If you are fortunate enough to live in a mild climate with plenty of sunshine, you know the benefits of those sunny days: plenty of outdoor activities such as running, golf, tennis, cycling and boating. Plenty of sunshine and fresh air will also boost your natural Vitamin D stores and leave you feeling invigorated.
The Disadvantages of All That Vitamin D
The downside to all that sun exposure and outdoor activity is an increased risk of skin cancer. Chances are one in 5 Americans will be diagnosed with some form of skin cancer by their 70th birthday. If you’ve been diagnosed with either Basal Cell Carcinoma or Squamous Cell Carcinoma, your dermatologist may have recommended the Mohs procedure, or Mohs surgery as a first line of treatment.
What Happens During Mohs Surgery?
Great news! The Mohs procedure is done right in your skin specialist’s office or an outpatient facility. The procedure is done in stages in a single visit. The dermatologist or surgeon will first numb the area with a local anesthetic and then will remove very thin layer of skin.
The skin specimen is then examined under a microscope, and the surgeon will determine if any cancer cells are present in that layer. If cancer cells are present in the first specimen, the specialist will know the precise location of the cancer cells and will remove another layer within the affected area only.
The surgeon continues to remove and examine isolated, thin layers of skin until cancer cells are no longer present in the specimen. Since all the layers are examined in the laboratory while you wait, there is no need for a return visit to remove all the cancerous skin cells.

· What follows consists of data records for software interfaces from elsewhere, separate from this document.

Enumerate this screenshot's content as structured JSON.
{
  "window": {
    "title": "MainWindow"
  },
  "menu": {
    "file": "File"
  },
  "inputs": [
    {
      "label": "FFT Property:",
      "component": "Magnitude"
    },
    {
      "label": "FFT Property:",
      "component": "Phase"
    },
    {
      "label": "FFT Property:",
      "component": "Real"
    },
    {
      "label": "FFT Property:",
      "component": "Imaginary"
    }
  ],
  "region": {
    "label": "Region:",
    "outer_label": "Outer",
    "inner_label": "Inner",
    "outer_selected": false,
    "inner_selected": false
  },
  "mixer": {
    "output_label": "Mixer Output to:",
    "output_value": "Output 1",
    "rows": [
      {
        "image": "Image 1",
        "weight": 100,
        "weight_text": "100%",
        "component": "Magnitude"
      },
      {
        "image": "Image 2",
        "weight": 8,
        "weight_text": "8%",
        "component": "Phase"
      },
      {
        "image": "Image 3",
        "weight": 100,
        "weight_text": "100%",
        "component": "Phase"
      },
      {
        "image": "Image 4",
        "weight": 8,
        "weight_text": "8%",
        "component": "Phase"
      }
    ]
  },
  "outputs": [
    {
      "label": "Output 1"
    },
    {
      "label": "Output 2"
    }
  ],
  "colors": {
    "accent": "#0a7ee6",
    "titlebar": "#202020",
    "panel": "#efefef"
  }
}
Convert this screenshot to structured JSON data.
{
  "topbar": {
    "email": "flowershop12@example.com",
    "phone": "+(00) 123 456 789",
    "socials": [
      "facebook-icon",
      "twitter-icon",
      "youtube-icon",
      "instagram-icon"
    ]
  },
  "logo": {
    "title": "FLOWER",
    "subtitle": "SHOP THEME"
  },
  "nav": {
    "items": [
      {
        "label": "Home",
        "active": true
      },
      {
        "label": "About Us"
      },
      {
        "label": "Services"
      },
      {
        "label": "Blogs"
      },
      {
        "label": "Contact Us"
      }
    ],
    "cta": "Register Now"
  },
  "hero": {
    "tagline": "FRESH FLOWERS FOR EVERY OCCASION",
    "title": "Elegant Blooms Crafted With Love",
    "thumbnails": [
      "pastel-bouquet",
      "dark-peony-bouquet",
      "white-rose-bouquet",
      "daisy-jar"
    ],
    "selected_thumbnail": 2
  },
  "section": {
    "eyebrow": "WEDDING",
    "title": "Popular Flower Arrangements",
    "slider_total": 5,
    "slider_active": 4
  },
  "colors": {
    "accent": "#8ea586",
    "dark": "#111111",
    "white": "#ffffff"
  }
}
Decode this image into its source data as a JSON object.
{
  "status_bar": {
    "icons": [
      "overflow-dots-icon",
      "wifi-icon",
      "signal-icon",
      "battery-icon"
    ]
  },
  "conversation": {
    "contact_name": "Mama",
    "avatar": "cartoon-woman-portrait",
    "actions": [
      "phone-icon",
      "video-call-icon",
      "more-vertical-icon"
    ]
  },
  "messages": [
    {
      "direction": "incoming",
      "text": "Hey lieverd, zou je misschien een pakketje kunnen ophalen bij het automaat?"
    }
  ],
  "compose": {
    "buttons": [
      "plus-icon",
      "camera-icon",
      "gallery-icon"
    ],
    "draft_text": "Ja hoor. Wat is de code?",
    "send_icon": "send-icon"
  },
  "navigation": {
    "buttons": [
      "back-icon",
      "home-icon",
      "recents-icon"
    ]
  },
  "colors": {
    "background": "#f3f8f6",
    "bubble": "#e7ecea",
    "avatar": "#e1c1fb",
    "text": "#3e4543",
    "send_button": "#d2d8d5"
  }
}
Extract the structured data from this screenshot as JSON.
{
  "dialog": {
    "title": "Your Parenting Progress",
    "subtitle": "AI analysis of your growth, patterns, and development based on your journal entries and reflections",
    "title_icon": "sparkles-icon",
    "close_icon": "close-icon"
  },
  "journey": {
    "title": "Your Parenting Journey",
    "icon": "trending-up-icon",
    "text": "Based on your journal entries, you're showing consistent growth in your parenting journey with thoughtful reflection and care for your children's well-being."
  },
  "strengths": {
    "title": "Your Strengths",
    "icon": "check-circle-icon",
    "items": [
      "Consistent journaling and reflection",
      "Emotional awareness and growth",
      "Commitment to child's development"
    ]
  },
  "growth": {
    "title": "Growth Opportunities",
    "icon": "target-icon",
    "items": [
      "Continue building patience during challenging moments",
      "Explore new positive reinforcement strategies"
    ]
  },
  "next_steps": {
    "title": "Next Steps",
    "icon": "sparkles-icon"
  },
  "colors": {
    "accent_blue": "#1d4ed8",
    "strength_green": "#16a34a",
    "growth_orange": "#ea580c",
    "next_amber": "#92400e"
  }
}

The Mohs procedure is considered to be the Gold Standard of treatment for Basal Cell Carcinoma and Squamous cell carcinoma in that it spares the healthy surrounding tissue and minimizes scarring. It is mostly used on areas such as nose, ears, eyes, lips, and your fingers and toes. Mohs surgery preserves the full function of these areas as well as their cosmetic appearance.
If you’ve been diagnosed with Basal Cell Carcinoma or Squamous Cell Carcinoma, the Mohs procedure is the first line of treatment preferred by dermatologists and surgeons. The procedure is done under local anesthetic on an outpatient basis, and will eliminate cancerous cells while retaining the function and appearance of the affected area.